# implemented thanks to
require 'timeout'

    timeout(5) {
        waitsec = rand(10)
        puts "Let's see if a sleep of #{waitsec} seconds is longer than 5 seconds..."
        system("sleep #{waitsec}")
    puts "Timeout didn't occur"
rescue Timeout::Error    
    puts "Timed out!"


Sending a Signal

Process.kill(9, pid)                    # send $pid a signal 9
Process.kill(-1, Process.getpgrp())     # send whole job a signal 1
Process.kill("USR1", $$)                # send myself a SIGUSR1
Process.kill("HUP", pid1, pid2, pid3)   # send a SIGHUP to processes in @pids
    Process.kill(0, minion)
    puts "#{minion} is alive!"
rescue Errno::EPERM                     # changed uid
    puts "#{minion} has escaped my control!";
rescue Errno::ESRCH
    puts "#{minion} is deceased.";      # or zombied
    puts "Odd; I couldn't check the status of #{minion} : #{$!}"

Installing a Signal Handler (trap)

Kernel.trap("QUIT", got_sig_quit)       # got_sig_quit = { puts "Quit\n" }
trap("PIPE", "got_sig_quit")            # def got_sig_pipe ...
trap("INT") { ouch++ }                  # increment ouch for every SIGINT
trap("INT", "IGNORE")                   # ignore the signal INT
trap("STOP", "DEFAULT")                 # restore default STOP signal handling

# See ~/code/gemables/qualitysmith_extensions/lib/qualitysmith_extensions/kernel/trap_chain.rb for the final product

def trap_chain(*args, &block)
  previous_interrupt_handler = trap("INT") {}
  trap("INT") do unless previous_interrupt_handler == "DEFAULT"
trap_chain("INT") { puts "Handler 1"; }
trap_chain("INT") { puts "Handler 2"; puts "Exiting..."; exit }
trap_chain("INT") { puts "Handler 3" }
trap_chain("INT") { puts "Handler 4" }
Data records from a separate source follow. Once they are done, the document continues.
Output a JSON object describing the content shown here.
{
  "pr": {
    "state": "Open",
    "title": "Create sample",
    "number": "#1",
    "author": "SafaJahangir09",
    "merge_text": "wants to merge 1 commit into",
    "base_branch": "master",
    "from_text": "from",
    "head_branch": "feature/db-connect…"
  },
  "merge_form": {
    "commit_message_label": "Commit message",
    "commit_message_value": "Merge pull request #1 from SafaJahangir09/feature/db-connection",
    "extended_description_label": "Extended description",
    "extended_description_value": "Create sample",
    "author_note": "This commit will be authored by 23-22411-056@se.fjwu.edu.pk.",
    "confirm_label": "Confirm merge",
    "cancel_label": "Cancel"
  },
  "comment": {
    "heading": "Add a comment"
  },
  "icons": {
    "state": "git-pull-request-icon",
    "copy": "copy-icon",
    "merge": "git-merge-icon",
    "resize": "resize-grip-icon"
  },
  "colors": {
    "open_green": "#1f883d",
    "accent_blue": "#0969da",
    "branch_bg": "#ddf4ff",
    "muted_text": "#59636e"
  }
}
Process.kill "INT", 0

loop do
  # Press Ctrl-C to interrupt this loop

# Outputs:
Handler 4
Handler 3
Handler 2

Temporarily Overriding a Signal Handler

# the signal handler
def ding
    trap("INT", "ding")
    puts "\aEnter your name!"

# prompt for name, overriding SIGINT
def get_name
    save = trap("INT", "ding")

    puts "Kindly Stranger, please enter your name: "
    name = gets().chomp()
    trap("INT", save)


Personal tools